Posts Tagged ‘garden’


April 7, 2010

When we planted our vegie garden I intended to document its growth regularly, both photographically and in words, to record, both for you and myself, its development. Wouldn’t it be nice, thought I (with the best of intentions), to be able to look back, once we are harvesting our vegies, and see how far they’ve come?

Yes. Well. Haven’t heard much, have you?

In fact I don’t think I even mentioned that our new garden was for vegies, or that our newborn seedlings were broccoli and brussels sprouts, with baby carrots, spinach, snow peas, dwarf beans and purple beans yet to be sown. And my photojournalism aspirations didn’t come to anything much either. This is the last photo I took, just after the dwarf beans sprouted, on Valentine’s Day.

The next photo I managed was on Saturday.

The row of dwarf beans is on the left, with, moving towards the right, a row of snow peas easily as high as my chest, and finally the towering purple beans—or rather, purple beans that would tower if we had taller stakes. They make do with twining around the neighbouring snow peas, twisting around each other, and growing back down to the ground.

So yes, rather a lot of growth between those two photos. But most excitingly of all, we have harvest!

We picked our first lot of dwarf beans on Saturday afternoon, and they are lovely—crunchy and sweet with that especial ‘I made this myself’ savour. It seems like there will be lots more too. We also ate the first of our spinach on Monday, and it was again first rate. I am definitely into this gardening lark.


Cloudehill Gardens

March 29, 2010
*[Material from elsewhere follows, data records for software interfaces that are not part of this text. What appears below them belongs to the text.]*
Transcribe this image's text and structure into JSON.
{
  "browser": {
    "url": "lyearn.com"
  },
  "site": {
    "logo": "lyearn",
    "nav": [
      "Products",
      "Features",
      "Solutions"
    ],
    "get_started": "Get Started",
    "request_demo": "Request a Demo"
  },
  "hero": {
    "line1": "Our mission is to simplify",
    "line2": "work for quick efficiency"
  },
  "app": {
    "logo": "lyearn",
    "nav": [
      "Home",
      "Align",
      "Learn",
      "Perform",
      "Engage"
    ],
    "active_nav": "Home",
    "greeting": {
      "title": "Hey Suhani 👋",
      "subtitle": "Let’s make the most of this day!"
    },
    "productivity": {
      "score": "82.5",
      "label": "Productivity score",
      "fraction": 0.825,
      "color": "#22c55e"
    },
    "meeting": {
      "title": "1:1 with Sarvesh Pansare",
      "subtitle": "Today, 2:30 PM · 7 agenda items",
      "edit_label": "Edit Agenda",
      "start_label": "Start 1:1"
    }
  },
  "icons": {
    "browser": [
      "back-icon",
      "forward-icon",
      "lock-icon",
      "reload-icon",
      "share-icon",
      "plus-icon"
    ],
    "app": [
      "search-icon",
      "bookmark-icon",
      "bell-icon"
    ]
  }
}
Phil and I recently had a weekend away in Melbourne, and instead of spending all of our time in the city we decided to spend a day and a night in the Dandenongs. This region is a mountainous, forested paradise only an hour from Melbourne. Of course we didn’t have time to explore all the gardens, little shops, and quirkily named restaurants, but the places we did manage to visit were all beautiful. There’s one place I particularly wanted to share with you.

Cloudehill nursery and gardens is located in the village of Olinda. The hosts at our bed and breakfast told us that Burke’s Backyard had rated it as one of the top ten gardens in the world, a claim which, having visited it, I can readily believe. Cloudehill is beautiful.

The garden occupies several acres of sweeping hillside with views to the tranquil Yarra Valley, and is surrounded by a forest of mountain ash. The garden itself is planted in the style of a formal English garden, with several different ‘rooms’, allowing different styles in different areas. There are herbaceous borders, rose beds, ponds, sculptures, trees, lawns…everything.

Best of all, you can visit Cloudehill at any time of year as there’s always something to see. Bulbs peeking out in the meadows, japanese maples blushing pink, huge rhododendrons, neatly topiaried shrubs.

There is a small charge for admission, from memory it was about $7, and well worth it. Attached to the gardens is a plant nursery and a restaurant—we didn’t visit either but both seem to have earned good reviews. The neighbouring gardens, Rangeview, are also accessible from the Cloudehill grounds, for the cost of a gold coin donation. This wilder, more foresty plot brought back strong memories of Enid Blyton books.

I would recommend Cloudehill to anyone visiting the Dandenongs. It’s beautiful, peaceful, good value, and lovely at any time of year. Even if you’re not a fan of formal gardens—and I’m not—you will love this one.


February 7, 2010

Some of the seeds are already beginning to sprout.


February 6, 2010

We’re adding a new garden bed.

Things I’ve been doing

September 15, 2009

I had a lovely weekend. Here are some of the things I did.

Went to the handmade markets with Amanda and bought a cute summery clutch purse. There were lots of awesome things there but it was so exciting I didn’t take any photos. Then we went home to knit and that was also so absorbing that photos were not taken. But cute clutch, no? I can just imagine it with a few of my sundresses.


Discovered a red camellia bush in our front yard, and filled a float bowl with the flowers. Pretty! The best thing about living in a slightly neglected house is the surprises in the garden every spring.


Baked a strawberry sour cream streusel cake. I have made this recipe a couple of times before but had completely forgotten about it. It takes a little more effort than some cakes but is well worth it, for the dense, tangy sour-cream cake parts, the sweet, fresh, baked-in strawberry puree, and the crunchy topping. Very apt for the beautiful spring weather we’ve been having.

tasty spring cake

Bought some plants for my new office. I particularly like this trailing, tropical-ish one, though I have no idea what it’s called as there was no sticker on the pot when we bought it. Colleagues have suggested it is killer ivy, that one morning they will discover the office a mass of vines, and on hacking their way in with machetes will find me strangled by creeping tendrils. I am unfazed. I also have a maidenhair fern and a peace lily, happily brightening the room and filtering the air.


And planted some tomatoes in the backyard. Well, technically Phil did it I guess, but only because he’s a much better gardener than me, and I was hanging out washing at the time. One plant is in the main garden bed and one around the side of the house, as part of the plan to foil the possums in their attempts to eat them. I’ll let you know how that goes.